= WHAT TO WORK ON =
Scan the records below for the word "from". Copy each line where it appears.

[Website and app data records]
%%

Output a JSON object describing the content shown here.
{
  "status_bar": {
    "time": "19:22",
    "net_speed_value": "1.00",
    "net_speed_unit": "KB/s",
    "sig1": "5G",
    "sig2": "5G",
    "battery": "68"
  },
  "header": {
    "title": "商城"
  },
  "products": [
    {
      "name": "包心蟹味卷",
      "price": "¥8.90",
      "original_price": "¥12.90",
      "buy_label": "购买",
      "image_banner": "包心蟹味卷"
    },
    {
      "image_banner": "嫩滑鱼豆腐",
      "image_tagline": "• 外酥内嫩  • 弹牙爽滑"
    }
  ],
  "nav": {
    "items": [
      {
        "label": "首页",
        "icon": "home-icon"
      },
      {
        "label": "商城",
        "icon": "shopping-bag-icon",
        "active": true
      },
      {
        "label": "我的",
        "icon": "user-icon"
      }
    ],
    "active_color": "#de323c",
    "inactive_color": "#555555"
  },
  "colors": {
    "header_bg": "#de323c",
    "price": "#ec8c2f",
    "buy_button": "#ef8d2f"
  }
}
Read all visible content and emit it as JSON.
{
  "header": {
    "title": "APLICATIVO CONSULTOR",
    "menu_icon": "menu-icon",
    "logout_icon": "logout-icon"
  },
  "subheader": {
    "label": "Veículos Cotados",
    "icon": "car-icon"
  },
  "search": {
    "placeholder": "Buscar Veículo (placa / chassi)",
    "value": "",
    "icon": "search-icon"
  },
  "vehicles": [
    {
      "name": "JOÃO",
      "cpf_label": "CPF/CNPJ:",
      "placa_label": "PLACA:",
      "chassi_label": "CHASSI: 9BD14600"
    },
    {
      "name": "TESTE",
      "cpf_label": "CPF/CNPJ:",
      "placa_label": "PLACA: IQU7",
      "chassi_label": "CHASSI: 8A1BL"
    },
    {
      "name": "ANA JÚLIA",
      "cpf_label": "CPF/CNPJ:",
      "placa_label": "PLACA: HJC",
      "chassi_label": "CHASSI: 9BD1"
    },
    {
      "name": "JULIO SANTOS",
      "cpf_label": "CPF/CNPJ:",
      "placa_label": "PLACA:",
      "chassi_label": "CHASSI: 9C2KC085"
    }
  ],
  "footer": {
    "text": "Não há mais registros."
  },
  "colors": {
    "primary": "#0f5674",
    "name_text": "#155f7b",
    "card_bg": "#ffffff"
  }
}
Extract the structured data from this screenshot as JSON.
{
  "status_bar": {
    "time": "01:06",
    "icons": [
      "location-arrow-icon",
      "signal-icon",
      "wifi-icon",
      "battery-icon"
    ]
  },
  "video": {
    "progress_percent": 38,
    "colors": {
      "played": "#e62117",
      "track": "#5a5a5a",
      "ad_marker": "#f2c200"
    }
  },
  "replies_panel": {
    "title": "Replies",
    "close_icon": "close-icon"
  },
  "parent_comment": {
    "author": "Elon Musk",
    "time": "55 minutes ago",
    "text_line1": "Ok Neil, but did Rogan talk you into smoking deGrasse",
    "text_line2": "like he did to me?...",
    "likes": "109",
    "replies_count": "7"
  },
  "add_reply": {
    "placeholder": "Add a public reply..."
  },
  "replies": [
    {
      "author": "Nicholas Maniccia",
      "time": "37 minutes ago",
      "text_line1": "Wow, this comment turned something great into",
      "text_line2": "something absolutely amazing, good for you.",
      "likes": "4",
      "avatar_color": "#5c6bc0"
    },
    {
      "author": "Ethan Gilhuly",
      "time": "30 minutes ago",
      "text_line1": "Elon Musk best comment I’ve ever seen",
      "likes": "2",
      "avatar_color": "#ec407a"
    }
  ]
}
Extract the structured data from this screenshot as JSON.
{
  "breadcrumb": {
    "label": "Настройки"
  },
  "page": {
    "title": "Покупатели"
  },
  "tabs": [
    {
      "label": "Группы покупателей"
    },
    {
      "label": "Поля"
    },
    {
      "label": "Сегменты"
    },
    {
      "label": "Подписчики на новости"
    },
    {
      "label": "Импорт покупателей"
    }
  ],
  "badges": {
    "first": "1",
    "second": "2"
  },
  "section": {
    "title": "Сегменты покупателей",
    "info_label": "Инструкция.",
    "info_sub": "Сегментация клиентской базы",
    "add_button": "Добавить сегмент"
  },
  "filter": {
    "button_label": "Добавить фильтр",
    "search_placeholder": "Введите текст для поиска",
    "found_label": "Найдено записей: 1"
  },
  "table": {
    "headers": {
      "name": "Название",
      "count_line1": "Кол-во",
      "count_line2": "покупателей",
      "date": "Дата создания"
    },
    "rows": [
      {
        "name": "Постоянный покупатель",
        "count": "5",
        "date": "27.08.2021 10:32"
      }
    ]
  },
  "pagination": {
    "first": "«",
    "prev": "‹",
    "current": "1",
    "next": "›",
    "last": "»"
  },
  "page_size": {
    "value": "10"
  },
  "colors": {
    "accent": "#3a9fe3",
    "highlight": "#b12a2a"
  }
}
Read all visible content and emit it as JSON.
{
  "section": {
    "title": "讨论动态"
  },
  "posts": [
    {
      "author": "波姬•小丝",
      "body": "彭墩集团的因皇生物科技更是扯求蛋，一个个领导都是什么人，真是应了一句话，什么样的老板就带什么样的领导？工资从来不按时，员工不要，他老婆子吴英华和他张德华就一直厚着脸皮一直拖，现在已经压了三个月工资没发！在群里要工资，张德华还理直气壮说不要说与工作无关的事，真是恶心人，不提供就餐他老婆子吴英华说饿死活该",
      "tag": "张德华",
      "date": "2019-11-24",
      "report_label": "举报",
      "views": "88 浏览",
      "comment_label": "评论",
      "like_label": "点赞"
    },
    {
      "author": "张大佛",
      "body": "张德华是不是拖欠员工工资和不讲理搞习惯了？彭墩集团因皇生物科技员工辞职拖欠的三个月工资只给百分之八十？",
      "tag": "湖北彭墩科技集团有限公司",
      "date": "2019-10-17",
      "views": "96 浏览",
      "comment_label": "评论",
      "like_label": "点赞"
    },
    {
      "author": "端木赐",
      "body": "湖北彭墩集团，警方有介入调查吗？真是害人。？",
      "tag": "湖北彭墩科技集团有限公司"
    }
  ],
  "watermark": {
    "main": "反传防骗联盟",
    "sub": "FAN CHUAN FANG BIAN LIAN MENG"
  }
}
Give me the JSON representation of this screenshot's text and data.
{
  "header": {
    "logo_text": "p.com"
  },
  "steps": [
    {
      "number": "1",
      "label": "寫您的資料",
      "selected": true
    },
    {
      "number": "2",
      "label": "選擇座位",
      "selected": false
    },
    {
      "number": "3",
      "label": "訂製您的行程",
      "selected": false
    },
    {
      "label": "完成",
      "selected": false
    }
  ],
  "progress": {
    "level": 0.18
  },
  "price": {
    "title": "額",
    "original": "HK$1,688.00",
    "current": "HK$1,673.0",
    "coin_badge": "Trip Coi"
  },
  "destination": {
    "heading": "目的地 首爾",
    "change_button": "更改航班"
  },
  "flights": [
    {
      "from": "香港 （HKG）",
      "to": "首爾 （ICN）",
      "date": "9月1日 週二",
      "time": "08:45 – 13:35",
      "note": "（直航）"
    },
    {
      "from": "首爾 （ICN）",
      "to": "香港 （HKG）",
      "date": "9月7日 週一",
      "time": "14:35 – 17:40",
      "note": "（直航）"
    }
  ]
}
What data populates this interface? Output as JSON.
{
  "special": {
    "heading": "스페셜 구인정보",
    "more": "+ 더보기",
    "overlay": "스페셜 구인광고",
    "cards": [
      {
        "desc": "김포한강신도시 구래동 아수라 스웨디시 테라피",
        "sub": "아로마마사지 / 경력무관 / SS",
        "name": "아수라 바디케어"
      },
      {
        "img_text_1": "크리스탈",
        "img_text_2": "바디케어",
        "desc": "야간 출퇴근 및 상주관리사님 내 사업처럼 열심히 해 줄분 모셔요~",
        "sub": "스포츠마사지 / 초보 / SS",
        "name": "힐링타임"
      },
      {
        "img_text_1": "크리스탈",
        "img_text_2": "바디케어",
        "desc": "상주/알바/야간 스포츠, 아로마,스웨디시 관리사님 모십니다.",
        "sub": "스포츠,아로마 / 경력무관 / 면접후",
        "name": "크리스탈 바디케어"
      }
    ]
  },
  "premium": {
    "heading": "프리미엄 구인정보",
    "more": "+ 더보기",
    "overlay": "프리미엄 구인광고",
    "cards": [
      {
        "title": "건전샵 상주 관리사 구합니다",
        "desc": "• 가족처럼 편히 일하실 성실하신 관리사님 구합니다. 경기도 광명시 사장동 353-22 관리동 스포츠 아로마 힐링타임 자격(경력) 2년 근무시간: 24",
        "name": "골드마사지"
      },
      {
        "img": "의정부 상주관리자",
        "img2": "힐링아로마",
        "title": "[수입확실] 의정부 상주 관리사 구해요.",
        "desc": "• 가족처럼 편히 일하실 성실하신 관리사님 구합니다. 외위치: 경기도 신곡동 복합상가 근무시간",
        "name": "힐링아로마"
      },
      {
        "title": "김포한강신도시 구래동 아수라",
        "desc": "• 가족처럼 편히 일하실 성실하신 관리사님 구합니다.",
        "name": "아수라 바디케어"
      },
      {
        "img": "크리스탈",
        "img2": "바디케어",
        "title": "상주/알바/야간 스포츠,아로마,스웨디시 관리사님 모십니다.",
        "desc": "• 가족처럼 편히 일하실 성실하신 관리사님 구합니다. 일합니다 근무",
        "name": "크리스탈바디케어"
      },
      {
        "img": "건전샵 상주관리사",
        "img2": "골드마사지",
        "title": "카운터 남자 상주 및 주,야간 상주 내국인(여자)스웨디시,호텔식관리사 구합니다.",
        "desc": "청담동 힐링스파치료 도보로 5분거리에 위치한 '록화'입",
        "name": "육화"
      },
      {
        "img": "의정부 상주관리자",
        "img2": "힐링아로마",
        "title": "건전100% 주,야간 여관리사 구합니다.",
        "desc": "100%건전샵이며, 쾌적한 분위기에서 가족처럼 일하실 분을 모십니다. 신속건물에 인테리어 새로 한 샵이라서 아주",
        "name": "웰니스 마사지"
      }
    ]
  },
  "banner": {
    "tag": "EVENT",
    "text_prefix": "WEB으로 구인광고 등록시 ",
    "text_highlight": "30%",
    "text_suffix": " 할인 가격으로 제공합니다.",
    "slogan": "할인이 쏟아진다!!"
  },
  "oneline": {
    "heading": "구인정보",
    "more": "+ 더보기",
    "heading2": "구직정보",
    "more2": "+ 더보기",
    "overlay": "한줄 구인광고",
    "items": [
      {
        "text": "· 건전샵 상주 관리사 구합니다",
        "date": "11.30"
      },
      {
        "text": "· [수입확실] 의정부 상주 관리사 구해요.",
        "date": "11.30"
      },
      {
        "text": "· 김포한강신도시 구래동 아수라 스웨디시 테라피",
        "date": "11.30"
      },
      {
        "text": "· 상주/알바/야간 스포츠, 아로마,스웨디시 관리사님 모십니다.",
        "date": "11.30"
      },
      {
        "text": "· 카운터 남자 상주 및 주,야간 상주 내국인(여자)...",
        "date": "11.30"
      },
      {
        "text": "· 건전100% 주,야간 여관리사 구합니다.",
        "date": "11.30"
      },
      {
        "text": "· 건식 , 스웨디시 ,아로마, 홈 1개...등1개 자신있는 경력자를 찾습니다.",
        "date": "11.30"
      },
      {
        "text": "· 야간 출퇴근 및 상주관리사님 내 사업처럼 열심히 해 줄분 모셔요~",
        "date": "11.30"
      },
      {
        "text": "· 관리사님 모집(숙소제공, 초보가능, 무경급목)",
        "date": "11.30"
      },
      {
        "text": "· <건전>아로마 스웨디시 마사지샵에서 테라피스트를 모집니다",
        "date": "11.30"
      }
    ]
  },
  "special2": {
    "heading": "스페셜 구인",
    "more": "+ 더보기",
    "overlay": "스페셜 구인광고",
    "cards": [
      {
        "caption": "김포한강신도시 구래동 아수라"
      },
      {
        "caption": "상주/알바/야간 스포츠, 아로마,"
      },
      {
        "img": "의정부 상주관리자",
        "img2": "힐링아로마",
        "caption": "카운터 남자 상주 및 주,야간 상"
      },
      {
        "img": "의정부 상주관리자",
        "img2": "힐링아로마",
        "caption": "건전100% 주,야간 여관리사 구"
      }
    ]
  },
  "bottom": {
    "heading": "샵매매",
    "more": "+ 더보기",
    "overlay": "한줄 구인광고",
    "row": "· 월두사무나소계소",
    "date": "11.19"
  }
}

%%

= ANSWER SPACE =
Extract the structured data from this screenshot as JSON.
Extract the structured data from this screenshot as JSON.
      "from": "香港 （HKG）",
      "from": "首爾 （ICN）",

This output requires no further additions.